It turned out that I arrived on opening day at Cottonwood Butte, and the conditions were basically perfect. Three to four feet of untouched powder everywhere, except for the prisitine groomers freshly pressed at dawn. I had never used a T-bar style lift before, but I was so eager to get started, I actually made the mistake of driving down the access road before it had been plowed. I did quite well, and made it to the ski area - but I got stuck when I had to stop for the snow plow, and had to put on chains for about 100 yards of driving. It turns out that on a powder-covered road, the Civic can actually float.

Once I got parked properly, I went in to see how the operation was set up. It was before 9am, and opening was scheduled for 10am, so I crawled back into the car and changed into my gear, watching as the locals began to arrive for the morning. After a sufficient mass had gathered, I made my way back to the ticket counter to begin the challenge proper.

I took a moment to watch and observe at the base of the lift, watching others load before taking the plunge. A single called for a partner, and I hopped up and volunteered - and amazingly, I managed to ride the T-bar to the top with no trouble. From there, I followed the crowd to the right, and followed the groomer down the face of the hill, observing the banks of powder to each side of the trail. I tried another groomer for my second run, taking a left at the top of the lift, and found myself stuck on a skate-out traverse.

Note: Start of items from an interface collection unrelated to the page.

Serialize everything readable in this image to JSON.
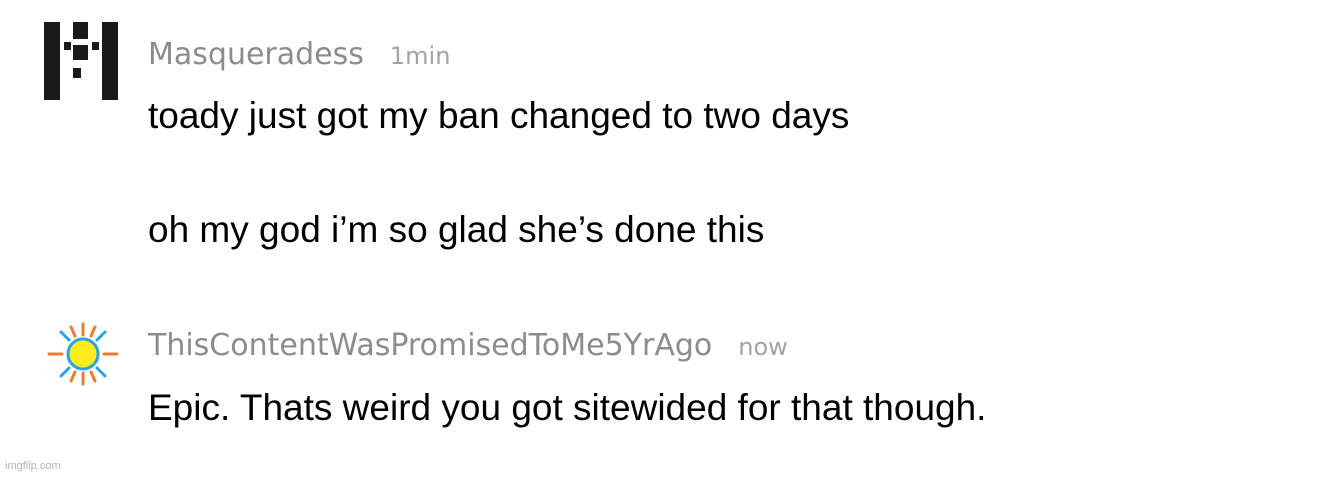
{
  "comments": [
    {
      "avatar_icon": "pixel-m-avatar-icon",
      "username": "Masqueradess",
      "time": "1min",
      "lines": [
        "toady just got my ban changed to two days",
        "oh my god i’m so glad she’s done this"
      ]
    },
    {
      "avatar_icon": "sun-avatar-icon",
      "username": "ThisContentWasPromisedToMe5YrAgo",
      "time": "now",
      "lines": [
        "Epic. Thats weird you got sitewided for that though."
      ]
    }
  ],
  "watermark": "imgflip.com",
  "colors": {
    "username": "#8c8c8c",
    "time": "#a3a3a3",
    "text": "#000000",
    "sun_core": "#ffec1a",
    "sun_ray_blue": "#29a3e8",
    "sun_ray_orange": "#f27a2e",
    "pixel_avatar": "#1a1a1a"
  }
}
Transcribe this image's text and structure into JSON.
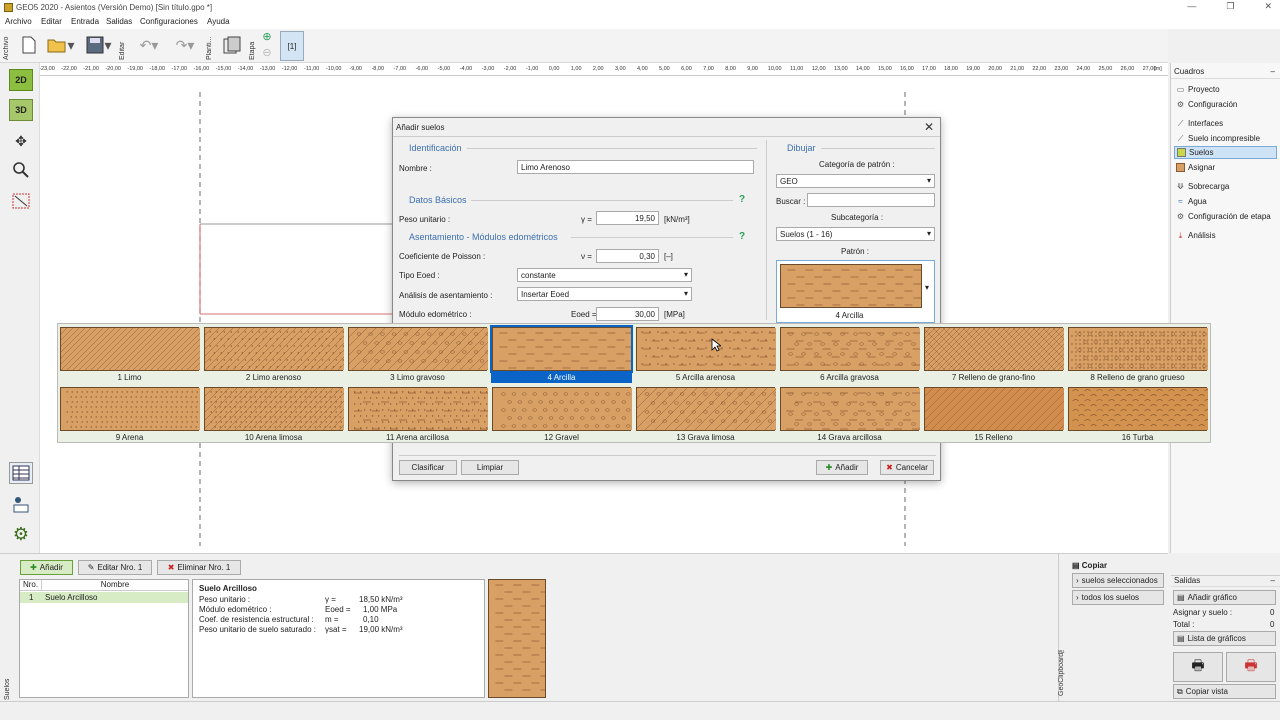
{
  "window": {
    "title": "GEO5 2020 - Asientos (Versión Demo) [Sin título.gpo *]"
  },
  "menu": [
    "Archivo",
    "Editar",
    "Entrada",
    "Salidas",
    "Configuraciones",
    "Ayuda"
  ],
  "toolbar": {
    "archivo_label": "Archivo",
    "editar_label": "Editar",
    "plantilla_label": "Planti...",
    "etapa_label": "Etapa",
    "stage_label": "[1]"
  },
  "ruler": {
    "ticks": [
      "-23,00",
      "-22,00",
      "-21,00",
      "-20,00",
      "-19,00",
      "-18,00",
      "-17,00",
      "-16,00",
      "-15,00",
      "-14,00",
      "-13,00",
      "-12,00",
      "-11,00",
      "-10,00",
      "-9,00",
      "-8,00",
      "-7,00",
      "-6,00",
      "-5,00",
      "-4,00",
      "-3,00",
      "-2,00",
      "-1,00",
      "0,00",
      "1,00",
      "2,00",
      "3,00",
      "4,00",
      "5,00",
      "6,00",
      "7,00",
      "8,00",
      "9,00",
      "10,00",
      "11,00",
      "12,00",
      "13,00",
      "14,00",
      "15,00",
      "16,00",
      "17,00",
      "18,00",
      "19,00",
      "20,00",
      "21,00",
      "22,00",
      "23,00",
      "24,00",
      "25,00",
      "26,00",
      "27,00"
    ],
    "unit": "[m]"
  },
  "left_tools": {
    "view2d": "2D",
    "view3d": "3D"
  },
  "right_panel": {
    "header": "Cuadros",
    "items": [
      "Proyecto",
      "Configuración",
      "Interfaces",
      "Suelo incompresible",
      "Suelos",
      "Asignar",
      "Sobrecarga",
      "Agua",
      "Configuración de etapa",
      "Análisis"
    ],
    "selected": "Suelos"
  },
  "dialog": {
    "title": "Añadir suelos",
    "identificacion": "Identificación",
    "nombre_label": "Nombre :",
    "nombre_value": "Limo Arenoso",
    "datos_basicos": "Datos Básicos",
    "peso_label": "Peso unitario :",
    "peso_symbol": "γ =",
    "peso_value": "19,50",
    "peso_unit": "[kN/m³]",
    "asentamiento": "Asentamiento - Módulos edométricos",
    "poisson_label": "Coeficiente de Poisson :",
    "poisson_symbol": "ν =",
    "poisson_value": "0,30",
    "poisson_unit": "[–]",
    "tipo_label": "Tipo Eoed :",
    "tipo_value": "constante",
    "analisis_label": "Análisis de asentamiento :",
    "analisis_value": "Insertar Eoed",
    "modulo_label": "Módulo edométrico :",
    "modulo_symbol": "Eoed =",
    "modulo_value": "30,00",
    "modulo_unit": "[MPa]",
    "help": "?",
    "dibujar": "Dibujar",
    "categoria_label": "Categoría de patrón :",
    "categoria_value": "GEO",
    "buscar_label": "Buscar :",
    "buscar_value": "",
    "subcategoria_label": "Subcategoría :",
    "subcategoria_value": "Suelos (1 - 16)",
    "patron_label": "Patrón :",
    "patron_value": "4 Arcilla",
    "clasificar": "Clasificar",
    "limpiar": "Limpiar",
    "anadir": "Añadir",
    "cancelar": "Cancelar"
  },
  "patterns": {
    "selected": "4 Arcilla",
    "items": [
      "1 Limo",
      "2 Limo arenoso",
      "3 Limo gravoso",
      "4 Arcilla",
      "5 Arcilla arenosa",
      "6 Arcilla gravosa",
      "7 Relleno de grano-fino",
      "8 Relleno de grano grueso",
      "9 Arena",
      "10 Arena limosa",
      "11 Arena arcillosa",
      "12 Gravel",
      "13 Grava limosa",
      "14 Grava arcillosa",
      "15 Relleno",
      "16 Turba"
    ]
  },
  "bottom": {
    "anadir": "Añadir",
    "editar": "Editar Nro. 1",
    "eliminar": "Eliminar Nro. 1",
    "col_nro": "Nro.",
    "col_nombre": "Nombre",
    "row_nro": "1",
    "row_nombre": "Suelo Arcilloso",
    "detail_title": "Suelo Arcilloso",
    "d1_label": "Peso unitario :",
    "d1_sym": "γ =",
    "d1_val": "18,50 kN/m³",
    "d2_label": "Módulo edométrico :",
    "d2_sym": "Eoed =",
    "d2_val": "1,00 MPa",
    "d3_label": "Coef. de resistencia estructural :",
    "d3_sym": "m =",
    "d3_val": "0,10",
    "d4_label": "Peso unitario de suelo saturado :",
    "d4_sym": "γsat =",
    "d4_val": "19,00 kN/m³",
    "suelos_tab": "Suelos",
    "copiar": "Copiar",
    "sel_suelos": "suelos seleccionados",
    "todos_suelos": "todos los suelos",
    "geoclipboard": "GeoClipboard™"
  },
  "salidas": {
    "header": "Salidas",
    "anadir_grafico": "Añadir gráfico",
    "asignar_label": "Asignar y suelo :",
    "asignar_val": "0",
    "total_label": "Total :",
    "total_val": "0",
    "lista": "Lista de gráficos",
    "copiar_vista": "Copiar vista"
  },
  "colors": {
    "soil": "#d9a066",
    "soil_dark": "#8a5a30",
    "accent": "#0a64c8",
    "section": "#3d6fb0"
  }
}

Comfortable that the conditions were awesome, and eager to hit the powder, my third run I went right at the top, and then cut straight down the face of the hill, following some fresh tracks through the three feet of fluff.

I continued to chase the powder from all angles, until I eventually found a spot too flat, and had to hike out. Lunch time. A quick burger at the lodge had me refueled for another 90 minutes of T-bar and powder punishment, at which point I made the call to head to my next stop. The after-lunch rush was a deciding factor, and I simply felt I had see the hill, and should be on my way in time to see the next hill in daylight.

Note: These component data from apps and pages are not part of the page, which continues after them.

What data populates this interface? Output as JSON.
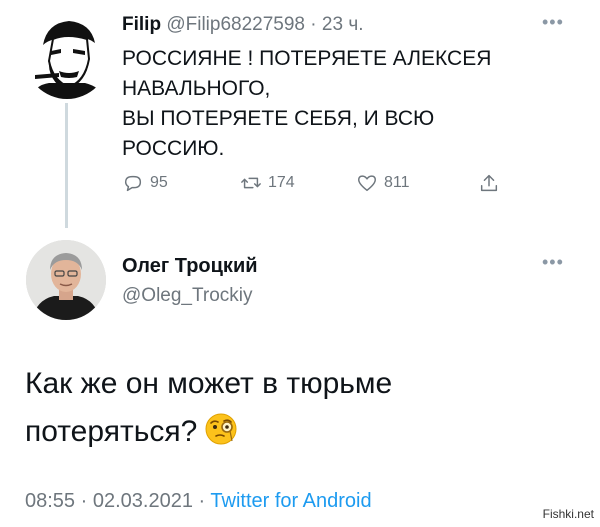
{
  "tweet1": {
    "name": "Filip",
    "handle": "@Filip68227598",
    "separator": "·",
    "time": "23 ч.",
    "more_icon": "more-horizontal-icon",
    "lines": [
      "РОССИЯНЕ ! ПОТЕРЯЕТЕ АЛЕКСЕЯ",
      "НАВАЛЬНОГО,",
      "ВЫ ПОТЕРЯЕТЕ СЕБЯ, И ВСЮ",
      "РОССИЮ."
    ],
    "replies": "95",
    "retweets": "174",
    "likes": "811"
  },
  "tweet2": {
    "name": "Олег Троцкий",
    "handle": "@Oleg_Trockiy",
    "more_icon": "more-horizontal-icon",
    "lines": [
      "Как же он может в тюрьме",
      "потеряться?"
    ],
    "emoji": "face-with-monocle-emoji",
    "time": "08:55",
    "date": "02.03.2021",
    "separator": "·",
    "source": "Twitter for Android"
  },
  "watermark": "Fishki.net",
  "colors": {
    "text": "#0f1419",
    "muted": "#6e767d",
    "link": "#1d9bf0",
    "thread_line": "#cfd9de"
  }
}
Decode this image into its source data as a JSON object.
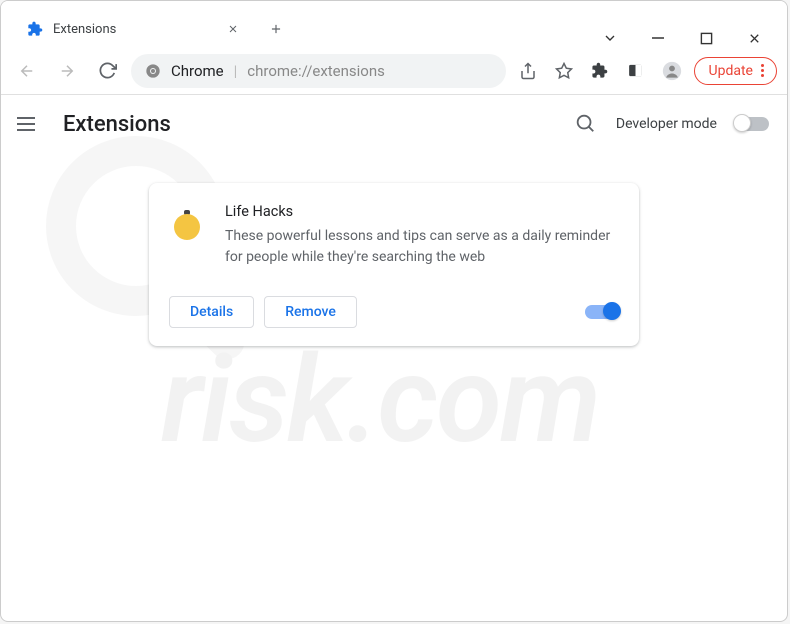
{
  "window": {
    "tab_title": "Extensions"
  },
  "omnibox": {
    "chrome_label": "Chrome",
    "url": "chrome://extensions"
  },
  "toolbar": {
    "update_label": "Update"
  },
  "ext_page": {
    "title": "Extensions",
    "dev_mode_label": "Developer mode"
  },
  "extension": {
    "name": "Life Hacks",
    "description": "These powerful lessons and tips can serve as a daily reminder for people while they're searching the web",
    "details_label": "Details",
    "remove_label": "Remove",
    "enabled": true
  },
  "watermark": {
    "text": "risk.com"
  }
}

Sunday, December 23, 2007

Idaho snowboarding starting next weekend!

So far this season I have been splitting my time between Ski Washington and Ski Oregon sites - by Christmas, I expect to have boarded at 6 areas in Washington, and 8 areas in Oregon so far this season. I plan to eclipse both with a string of (up to) 16 areas in Idaho (conditions permitting) from next weekend through January 13th. Stay tuned for regular updates as I post the details of my progress.

Sunday, October 21, 2007

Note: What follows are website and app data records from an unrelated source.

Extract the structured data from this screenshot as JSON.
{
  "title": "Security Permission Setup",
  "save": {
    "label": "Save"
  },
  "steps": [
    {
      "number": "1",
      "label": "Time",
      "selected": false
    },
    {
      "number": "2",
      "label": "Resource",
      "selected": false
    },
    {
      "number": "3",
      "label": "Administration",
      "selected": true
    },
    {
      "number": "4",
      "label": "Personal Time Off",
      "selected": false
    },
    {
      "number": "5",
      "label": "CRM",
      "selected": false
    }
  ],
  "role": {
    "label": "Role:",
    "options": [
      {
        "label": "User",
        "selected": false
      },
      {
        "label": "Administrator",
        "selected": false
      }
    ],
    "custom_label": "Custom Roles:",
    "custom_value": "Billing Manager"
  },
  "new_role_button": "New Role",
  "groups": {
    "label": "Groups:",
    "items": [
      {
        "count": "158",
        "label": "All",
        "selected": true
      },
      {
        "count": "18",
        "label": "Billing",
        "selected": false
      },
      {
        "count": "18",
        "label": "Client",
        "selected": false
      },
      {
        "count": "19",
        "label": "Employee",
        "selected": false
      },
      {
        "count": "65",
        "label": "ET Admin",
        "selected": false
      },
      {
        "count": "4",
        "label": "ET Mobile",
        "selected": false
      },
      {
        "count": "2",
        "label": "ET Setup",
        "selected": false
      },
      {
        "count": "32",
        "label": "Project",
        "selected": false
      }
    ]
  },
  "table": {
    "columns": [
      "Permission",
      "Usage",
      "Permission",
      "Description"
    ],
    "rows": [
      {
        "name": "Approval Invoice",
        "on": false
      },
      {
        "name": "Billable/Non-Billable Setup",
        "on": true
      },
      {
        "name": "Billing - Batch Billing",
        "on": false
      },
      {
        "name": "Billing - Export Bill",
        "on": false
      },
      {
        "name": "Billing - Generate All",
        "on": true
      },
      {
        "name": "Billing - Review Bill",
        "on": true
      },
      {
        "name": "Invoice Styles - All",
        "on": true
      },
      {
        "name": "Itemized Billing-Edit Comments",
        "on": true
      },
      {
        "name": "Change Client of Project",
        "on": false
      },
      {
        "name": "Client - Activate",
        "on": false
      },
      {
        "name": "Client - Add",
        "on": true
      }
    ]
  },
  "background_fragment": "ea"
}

Ski Idaho Challenge

First, you should know about the N.W.S.C.C. Northwest Ski Challenge. This program, initiated by Steve Coxen, began with a Ski Oregon Challenge in the 2005-2006 season. This program challenged snowriders to ski/board at least 9 areas in Oregon during a single season. There were a total of 11 areas on the list, and to my surprise, I was the first snowrider to reach them all, and the only snowboarder to do so. You can read more about my experience snowboarding Oregon at my Ski Oregon blog.

In the 2006-2007 season, the N.W.S.C.C. added a Ski Washington Challenge, while retaining the Ski Oregon Challenge. Having visited all of Oregon's resorts the previous season, and enjoying the experience, I decided I would make the effort to visit all the areas in Washington. I did so with fervor, and rode many of them on their opening weekends. It was a great early season, and I managed to visit all 12 lift-served areas on the Ski Washington Challenge before the end of 2006. Take a look at my Ski Washington blog for details. I started 2007 by breaking my leg during some post-midnight snowboarding, and had to sit out the season until April 21st.

During the 2007-2008 season, a third challenge has been added to the previous two, completing the trifecta which is the Northwest Ski Challenge. The third challenge is, of course, the Ski Idaho Challenge. This season should be a very good one for Idaho, with early snows already blanketing upper slopes at some ski areas. I will record my progress in snowboarding all 16 Idaho resorts this season using this blog, where you will find narrative, photos, and possibly even the occasional video from my adventures.

You'll still want to keep an eye on the Ski Oregon and Ski Washington blogs as well, as I am planning to update those with more adventures this season as well.